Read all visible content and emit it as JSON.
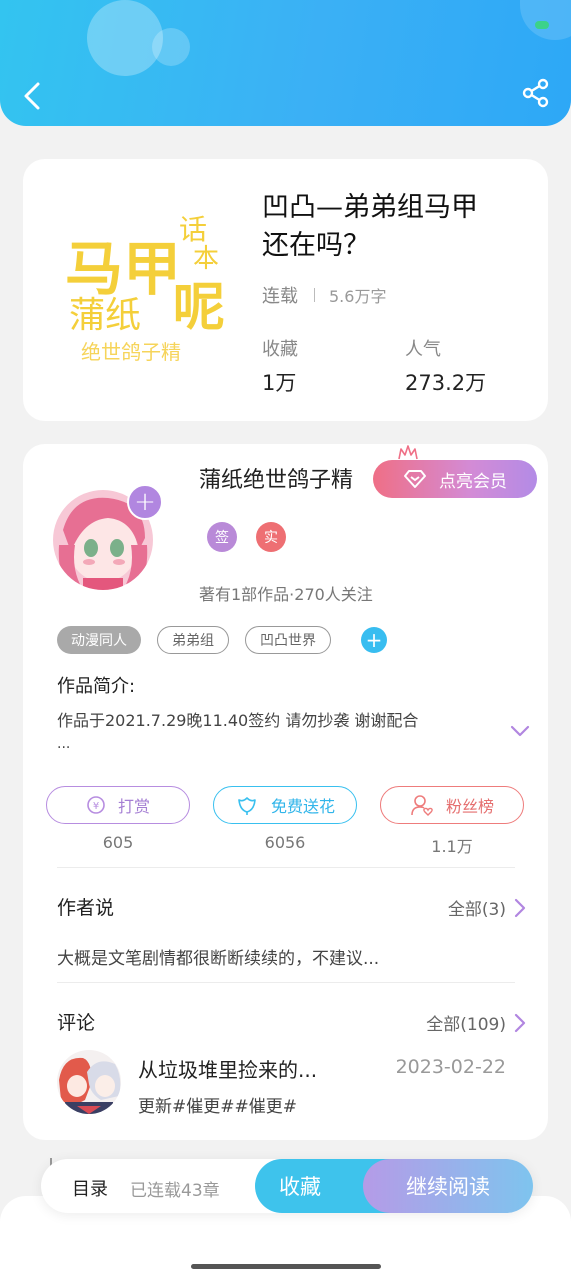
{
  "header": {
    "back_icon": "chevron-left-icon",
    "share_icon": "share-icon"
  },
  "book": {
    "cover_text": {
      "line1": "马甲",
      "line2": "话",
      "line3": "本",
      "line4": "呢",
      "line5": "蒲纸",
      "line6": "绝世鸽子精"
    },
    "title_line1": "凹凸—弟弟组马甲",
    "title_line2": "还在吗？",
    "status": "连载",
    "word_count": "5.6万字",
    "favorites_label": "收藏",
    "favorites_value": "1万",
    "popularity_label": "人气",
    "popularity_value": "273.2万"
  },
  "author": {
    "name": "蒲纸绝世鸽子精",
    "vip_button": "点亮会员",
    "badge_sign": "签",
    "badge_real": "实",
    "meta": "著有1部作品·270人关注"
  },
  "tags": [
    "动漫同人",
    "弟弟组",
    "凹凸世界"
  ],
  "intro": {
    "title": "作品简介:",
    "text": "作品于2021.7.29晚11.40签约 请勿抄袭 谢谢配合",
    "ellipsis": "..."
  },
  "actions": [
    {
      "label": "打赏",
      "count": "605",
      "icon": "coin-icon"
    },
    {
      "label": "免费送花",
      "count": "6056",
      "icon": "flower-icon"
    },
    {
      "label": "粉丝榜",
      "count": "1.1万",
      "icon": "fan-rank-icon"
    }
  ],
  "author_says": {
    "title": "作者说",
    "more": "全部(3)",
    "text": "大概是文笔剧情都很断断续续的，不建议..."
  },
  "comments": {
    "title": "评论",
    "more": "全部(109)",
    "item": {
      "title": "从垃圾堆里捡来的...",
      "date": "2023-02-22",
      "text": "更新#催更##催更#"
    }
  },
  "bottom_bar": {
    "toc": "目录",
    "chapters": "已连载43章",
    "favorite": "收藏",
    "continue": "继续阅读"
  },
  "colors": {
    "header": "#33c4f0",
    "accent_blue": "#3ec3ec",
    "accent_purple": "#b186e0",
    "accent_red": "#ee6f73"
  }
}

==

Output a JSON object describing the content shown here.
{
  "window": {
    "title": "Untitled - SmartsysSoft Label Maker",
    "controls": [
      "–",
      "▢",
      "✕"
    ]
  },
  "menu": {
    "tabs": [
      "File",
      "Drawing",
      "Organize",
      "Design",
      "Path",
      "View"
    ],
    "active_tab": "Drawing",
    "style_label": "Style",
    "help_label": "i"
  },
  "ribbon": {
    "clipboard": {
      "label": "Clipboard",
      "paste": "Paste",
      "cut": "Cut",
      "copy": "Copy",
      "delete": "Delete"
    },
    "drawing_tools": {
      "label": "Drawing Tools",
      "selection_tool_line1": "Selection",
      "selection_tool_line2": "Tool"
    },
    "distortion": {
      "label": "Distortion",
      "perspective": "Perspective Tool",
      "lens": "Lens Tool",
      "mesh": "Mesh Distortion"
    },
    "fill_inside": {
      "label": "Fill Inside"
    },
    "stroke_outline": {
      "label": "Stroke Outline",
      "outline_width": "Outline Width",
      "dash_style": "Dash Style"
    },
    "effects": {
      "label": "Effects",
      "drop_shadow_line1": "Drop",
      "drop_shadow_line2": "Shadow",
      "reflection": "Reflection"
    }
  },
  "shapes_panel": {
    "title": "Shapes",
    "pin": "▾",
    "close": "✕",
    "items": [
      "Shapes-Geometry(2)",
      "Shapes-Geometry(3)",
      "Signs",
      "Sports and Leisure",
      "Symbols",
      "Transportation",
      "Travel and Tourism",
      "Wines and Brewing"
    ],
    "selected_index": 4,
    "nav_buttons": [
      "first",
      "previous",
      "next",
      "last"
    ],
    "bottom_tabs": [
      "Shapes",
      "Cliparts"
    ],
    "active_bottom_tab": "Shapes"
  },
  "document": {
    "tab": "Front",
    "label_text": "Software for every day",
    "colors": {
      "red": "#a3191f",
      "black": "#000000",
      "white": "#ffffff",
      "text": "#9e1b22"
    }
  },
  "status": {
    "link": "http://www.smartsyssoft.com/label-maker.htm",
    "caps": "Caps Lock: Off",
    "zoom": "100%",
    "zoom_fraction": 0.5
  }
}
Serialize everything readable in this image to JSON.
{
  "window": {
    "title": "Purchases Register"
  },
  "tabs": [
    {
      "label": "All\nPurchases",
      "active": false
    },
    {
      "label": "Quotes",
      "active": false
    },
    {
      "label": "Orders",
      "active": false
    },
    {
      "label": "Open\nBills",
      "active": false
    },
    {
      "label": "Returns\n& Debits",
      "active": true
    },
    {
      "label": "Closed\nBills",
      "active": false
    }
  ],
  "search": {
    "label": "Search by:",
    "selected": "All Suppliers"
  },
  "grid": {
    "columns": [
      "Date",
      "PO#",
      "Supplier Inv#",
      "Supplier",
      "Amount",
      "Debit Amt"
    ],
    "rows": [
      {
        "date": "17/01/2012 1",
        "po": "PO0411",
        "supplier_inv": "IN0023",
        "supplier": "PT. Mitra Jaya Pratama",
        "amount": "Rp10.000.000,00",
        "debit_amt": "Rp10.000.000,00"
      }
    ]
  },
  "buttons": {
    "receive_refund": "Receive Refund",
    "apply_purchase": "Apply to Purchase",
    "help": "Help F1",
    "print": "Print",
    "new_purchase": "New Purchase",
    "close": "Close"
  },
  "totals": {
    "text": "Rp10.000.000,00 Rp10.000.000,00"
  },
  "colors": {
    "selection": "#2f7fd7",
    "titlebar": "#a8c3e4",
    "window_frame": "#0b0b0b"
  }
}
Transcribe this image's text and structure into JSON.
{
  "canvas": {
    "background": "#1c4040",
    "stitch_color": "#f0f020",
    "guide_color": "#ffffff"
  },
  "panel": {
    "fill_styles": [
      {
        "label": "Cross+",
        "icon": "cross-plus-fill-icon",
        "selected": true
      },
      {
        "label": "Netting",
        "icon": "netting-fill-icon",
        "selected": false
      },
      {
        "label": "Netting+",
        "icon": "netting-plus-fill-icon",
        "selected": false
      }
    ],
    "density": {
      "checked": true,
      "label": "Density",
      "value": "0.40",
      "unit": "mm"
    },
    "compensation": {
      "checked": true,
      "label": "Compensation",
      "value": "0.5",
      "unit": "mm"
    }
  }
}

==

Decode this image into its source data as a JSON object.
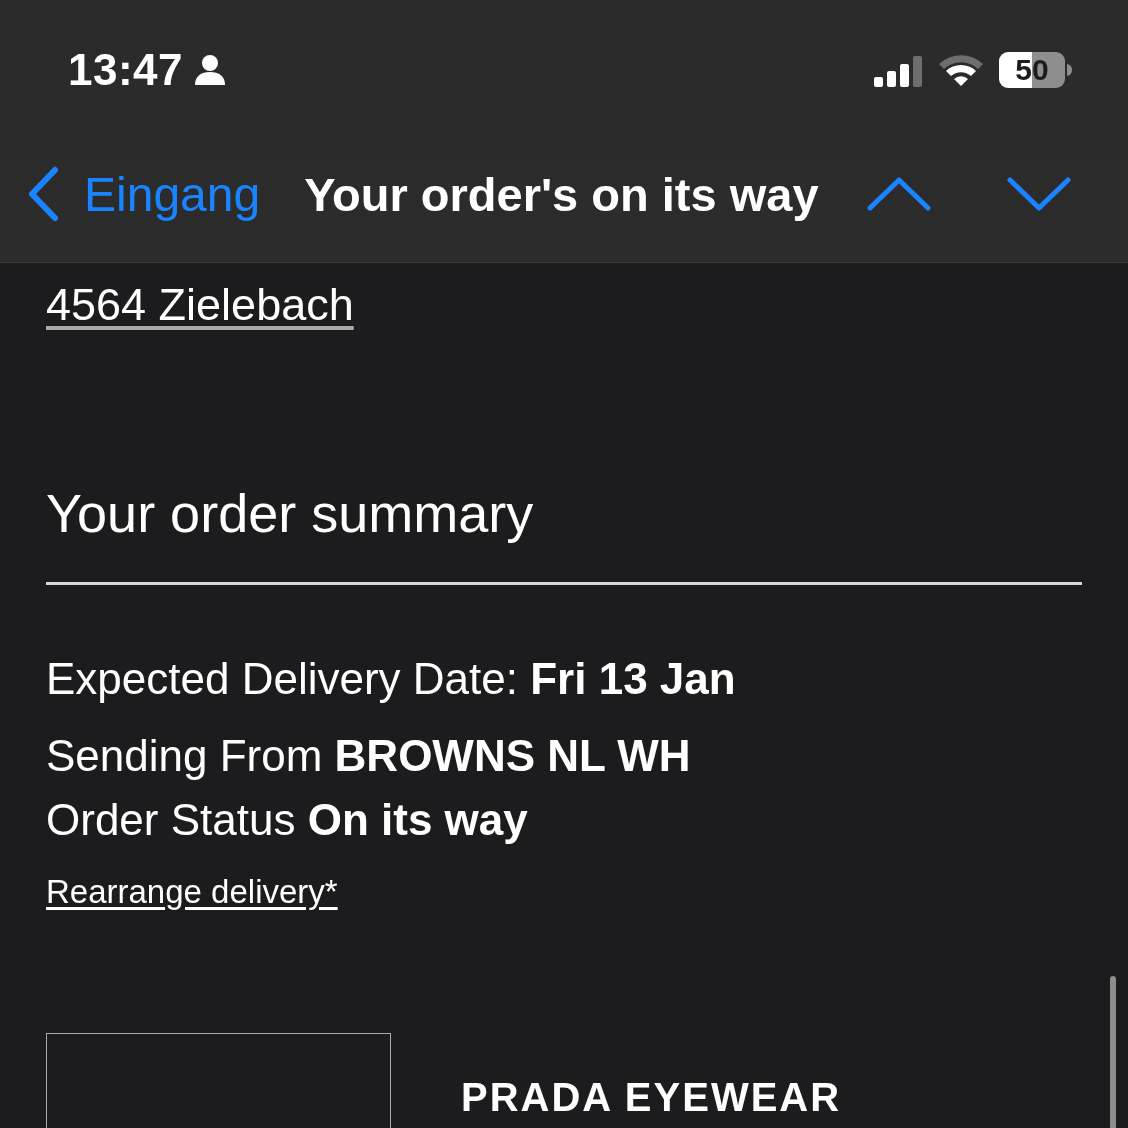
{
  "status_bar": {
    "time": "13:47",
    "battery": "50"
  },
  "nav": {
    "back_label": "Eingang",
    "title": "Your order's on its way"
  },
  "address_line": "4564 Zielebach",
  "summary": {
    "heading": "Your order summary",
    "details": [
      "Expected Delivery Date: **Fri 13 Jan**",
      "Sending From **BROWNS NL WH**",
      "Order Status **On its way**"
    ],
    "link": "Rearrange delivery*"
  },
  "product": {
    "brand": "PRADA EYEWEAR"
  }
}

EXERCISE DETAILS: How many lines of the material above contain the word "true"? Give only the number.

RESPONSE TO THIS TASK: 4